In Kenya, multinational corporations that run large-scale estates have asked the courts to increase the plucking minimum to 1,170 kilos per month, a request hotly contested by workers who would have to pluck an average 58.5 kilos per day over 20 days to meet the minimum.
A three-judge court of appeals included the requirement in its findings, stating that yields have increased, techniques improved, and modern cultivars produce a heavier leaf.
“New tea species in the market coupled with improved husbandry has resulted in the rise of tea production. Therefore the productivity of each tea plucker ought to be revised upwards,” reads part of the judgement, as reported in the Digital Standard.
The dispute dates to 2016 when a lower court ordered growers to pay a 30 percent pay increase to Kenya pluckers. Garden owners successfully appealed the decision to the High Court and the raise was adjusted to 16 percent. In arguments before the court, estates cited low productivity given the unique conditions in Kenya.

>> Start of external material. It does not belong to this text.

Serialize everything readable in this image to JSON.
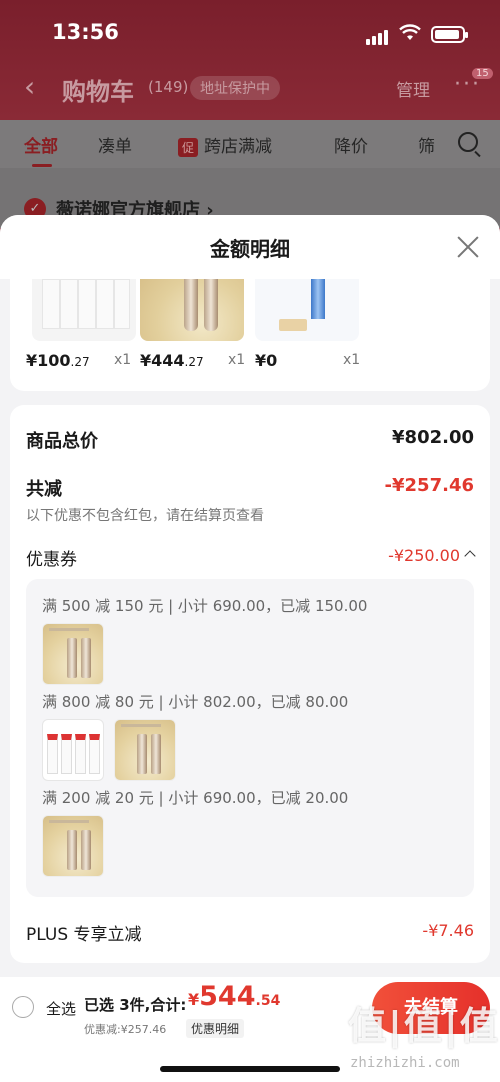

Unlike India or Sri Lanka, Kenya’s tea gardens are sprawling, low-altitude farms where tea bushes produce year-round.
Neither the wage increase, or the increase in plucking minimums has been implemented as unions refuse to sign the agreement under the court’s terms.
“There was no research to warrant demands a tea picker should pluck more than a metric ton of leaves each month. There is no agreement between the employers and the union over the matter,” said Kenya Plantation and Agricultural Workers Union (KPAWU) lawyer Meshach Khisa, who also serves as deputy secretary general.
In response Kenya Tea Growers Association chief executive Apollo Kiarii said the new minimum was long overdue.
“Multinational companies and other stakeholders have invested heavily in research and development to improve tea clones to yield more so workers can pluck more leaves,” Kiarii said.
Tensions heightened last week as leaders of the local agricultural union threatened to bring the matter to the attention of an international court in London where a lawsuit resulted in hundreds of thousands of dollars for individual coal workers.
Khisa said the Central Organization of Trade Unions, a pro-labor law firm, is “collecting evidence to present to an international court.”
According to the Daily Nation, Hugh James Solicitors has filed seven cases at the All-Scotland Sheriff Personal Injury Court representing past and present James Finlays (Kenya) Ltd. tea pickers who claim that the multinational’s failure to provide safe working conditions has affected their health.
In 1998 the British government was forced to pay $2 billion to former coal miners in South Wales as compensation for health problems attributed to working conditions. Hugh James successfully litigated that case.
A KPAWU suit would argue compensation is inadequate for workers who have incurred occupational injuries and health challenges for more than 100 years. The union is seeking details from former workers in Nyamira, Nandi, Kiambu, Bomet, and Kericho counties injured or experiencing work-related health issues.
Silas Njibwakale, chairman of the Sotik Branch of the Kenya Tea Growers Association, said claims against several multinationals are unfounded.